# Supplied records
——

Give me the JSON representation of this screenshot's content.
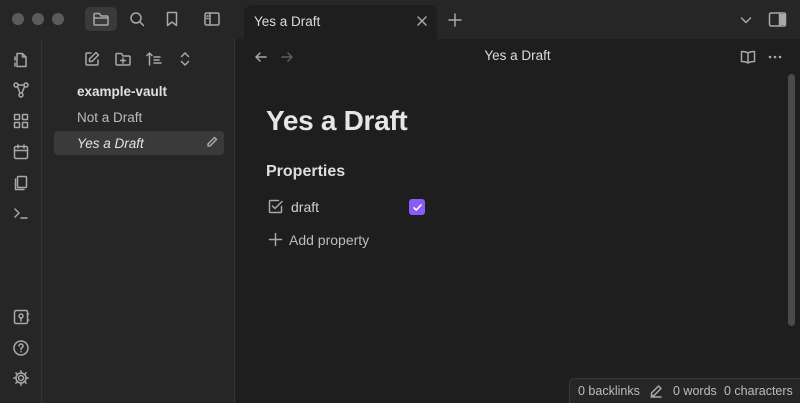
{
  "tab": {
    "title": "Yes a Draft"
  },
  "sidebar": {
    "vault_name": "example-vault",
    "files": [
      {
        "label": "Not a Draft",
        "active": false
      },
      {
        "label": "Yes a Draft",
        "active": true
      }
    ]
  },
  "view": {
    "title": "Yes a Draft"
  },
  "note": {
    "title": "Yes a Draft",
    "properties_heading": "Properties",
    "properties": [
      {
        "name": "draft",
        "type": "checkbox",
        "checked": true
      }
    ],
    "add_property_label": "Add property"
  },
  "status": {
    "backlinks": "0 backlinks",
    "words": "0 words",
    "characters": "0 characters"
  },
  "colors": {
    "accent": "#8a5cf5",
    "background": "#1e1e1e",
    "sidebar": "#262626"
  },
  "icons": {
    "titlebar": [
      "folder-icon",
      "search-icon",
      "bookmark-icon",
      "sidebar-toggle-icon",
      "close-icon",
      "plus-icon",
      "chevron-down-icon",
      "right-sidebar-icon"
    ],
    "ribbon": [
      "files-switcher-icon",
      "graph-icon",
      "canvas-icon",
      "calendar-icon",
      "templates-icon",
      "terminal-icon",
      "vault-icon",
      "help-icon",
      "settings-icon"
    ]
  }
}
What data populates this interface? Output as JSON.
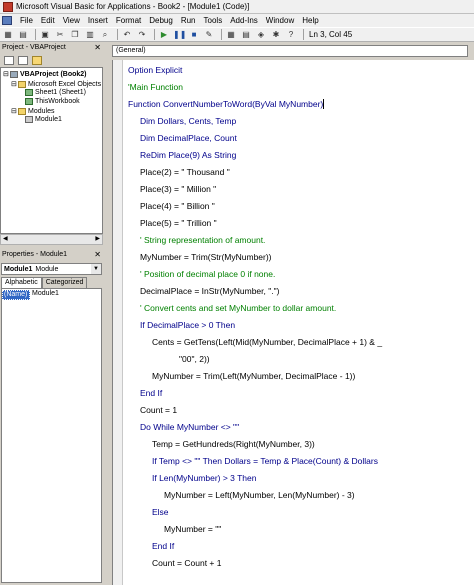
{
  "window": {
    "title": "Microsoft Visual Basic for Applications - Book2 - [Module1 (Code)]"
  },
  "menu": [
    "File",
    "Edit",
    "View",
    "Insert",
    "Format",
    "Debug",
    "Run",
    "Tools",
    "Add-Ins",
    "Window",
    "Help"
  ],
  "toolbar": {
    "position": "Ln 3, Col 45"
  },
  "project": {
    "title": "Project - VBAProject",
    "tree": [
      {
        "label": "VBAProject (Book2)",
        "icon": "project-icon"
      },
      {
        "label": "Microsoft Excel Objects",
        "icon": "folder-icon"
      },
      {
        "label": "Sheet1 (Sheet1)",
        "icon": "sheet-icon"
      },
      {
        "label": "ThisWorkbook",
        "icon": "workbook-icon"
      },
      {
        "label": "Modules",
        "icon": "folder-icon"
      },
      {
        "label": "Module1",
        "icon": "module-icon"
      }
    ]
  },
  "properties": {
    "title": "Properties - Module1",
    "object_name": "Module1",
    "object_type": "Module",
    "tabs": [
      "Alphabetic",
      "Categorized"
    ],
    "rows": [
      {
        "key": "(Name)",
        "value": "Module1"
      }
    ]
  },
  "code": {
    "object_combo": "(General)",
    "lines": [
      "Option Explicit",
      "'Main Function",
      "Function ConvertNumberToWord(ByVal MyNumber)",
      "Dim Dollars, Cents, Temp",
      "Dim DecimalPlace, Count",
      "ReDim Place(9) As String",
      "Place(2) = \" Thousand \"",
      "Place(3) = \" Million \"",
      "Place(4) = \" Billion \"",
      "Place(5) = \" Trillion \"",
      "' String representation of amount.",
      "MyNumber = Trim(Str(MyNumber))",
      "' Position of decimal place 0 if none.",
      "DecimalPlace = InStr(MyNumber, \".\")",
      "' Convert cents and set MyNumber to dollar amount.",
      "If DecimalPlace > 0 Then",
      "Cents = GetTens(Left(Mid(MyNumber, DecimalPlace + 1) & _",
      "\"00\", 2))",
      "MyNumber = Trim(Left(MyNumber, DecimalPlace - 1))",
      "End If",
      "Count = 1",
      "Do While MyNumber <> \"\"",
      "Temp = GetHundreds(Right(MyNumber, 3))",
      "If Temp <> \"\" Then Dollars = Temp & Place(Count) & Dollars",
      "If Len(MyNumber) > 3 Then",
      "MyNumber = Left(MyNumber, Len(MyNumber) - 3)",
      "Else",
      "MyNumber = \"\"",
      "End If",
      "Count = Count + 1"
    ]
  }
}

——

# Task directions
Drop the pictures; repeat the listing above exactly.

# Reply
Give me the JSON representation of this screenshot's content.
{
  "tab": {
    "title": "Yes a Draft"
  },
  "sidebar": {
    "vault_name": "example-vault",
    "files": [
      {
        "label": "Not a Draft",
        "active": false
      },
      {
        "label": "Yes a Draft",
        "active": true
      }
    ]
  },
  "view": {
    "title": "Yes a Draft"
  },
  "note": {
    "title": "Yes a Draft",
    "properties_heading": "Properties",
    "properties": [
      {
        "name": "draft",
        "type": "checkbox",
        "checked": true
      }
    ],
    "add_property_label": "Add property"
  },
  "status": {
    "backlinks": "0 backlinks",
    "words": "0 words",
    "characters": "0 characters"
  },
  "colors": {
    "accent": "#8a5cf5",
    "background": "#1e1e1e",
    "sidebar": "#262626"
  },
  "icons": {
    "titlebar": [
      "folder-icon",
      "search-icon",
      "bookmark-icon",
      "sidebar-toggle-icon",
      "close-icon",
      "plus-icon",
      "chevron-down-icon",
      "right-sidebar-icon"
    ],
    "ribbon": [
      "files-switcher-icon",
      "graph-icon",
      "canvas-icon",
      "calendar-icon",
      "templates-icon",
      "terminal-icon",
      "vault-icon",
      "help-icon",
      "settings-icon"
    ]
  }
}
What data populates this interface? Output as JSON.
{
  "window": {
    "title": "Microsoft Visual Basic for Applications - Book2 - [Module1 (Code)]"
  },
  "menu": [
    "File",
    "Edit",
    "View",
    "Insert",
    "Format",
    "Debug",
    "Run",
    "Tools",
    "Add-Ins",
    "Window",
    "Help"
  ],
  "toolbar": {
    "position": "Ln 3, Col 45"
  },
  "project": {
    "title": "Project - VBAProject",
    "tree": [
      {
        "label": "VBAProject (Book2)",
        "icon": "project-icon"
      },
      {
        "label": "Microsoft Excel Objects",
        "icon": "folder-icon"
      },
      {
        "label": "Sheet1 (Sheet1)",
        "icon": "sheet-icon"
      },
      {
        "label": "ThisWorkbook",
        "icon": "workbook-icon"
      },
      {
        "label": "Modules",
        "icon": "folder-icon"
      },
      {
        "label": "Module1",
        "icon": "module-icon"
      }
    ]
  },
  "properties": {
    "title": "Properties - Module1",
    "object_name": "Module1",
    "object_type": "Module",
    "tabs": [
      "Alphabetic",
      "Categorized"
    ],
    "rows": [
      {
        "key": "(Name)",
        "value": "Module1"
      }
    ]
  },
  "code": {
    "object_combo": "(General)",
    "lines": [
      "Option Explicit",
      "'Main Function",
      "Function ConvertNumberToWord(ByVal MyNumber)",
      "Dim Dollars, Cents, Temp",
      "Dim DecimalPlace, Count",
      "ReDim Place(9) As String",
      "Place(2) = \" Thousand \"",
      "Place(3) = \" Million \"",
      "Place(4) = \" Billion \"",
      "Place(5) = \" Trillion \"",
      "' String representation of amount.",
      "MyNumber = Trim(Str(MyNumber))",
      "' Position of decimal place 0 if none.",
      "DecimalPlace = InStr(MyNumber, \".\")",
      "' Convert cents and set MyNumber to dollar amount.",
      "If DecimalPlace > 0 Then",
      "Cents = GetTens(Left(Mid(MyNumber, DecimalPlace + 1) & _",
      "\"00\", 2))",
      "MyNumber = Trim(Left(MyNumber, DecimalPlace - 1))",
      "End If",
      "Count = 1",
      "Do While MyNumber <> \"\"",
      "Temp = GetHundreds(Right(MyNumber, 3))",
      "If Temp <> \"\" Then Dollars = Temp & Place(Count) & Dollars",
      "If Len(MyNumber) > 3 Then",
      "MyNumber = Left(MyNumber, Len(MyNumber) - 3)",
      "Else",
      "MyNumber = \"\"",
      "End If",
      "Count = Count + 1"
    ]
  }
}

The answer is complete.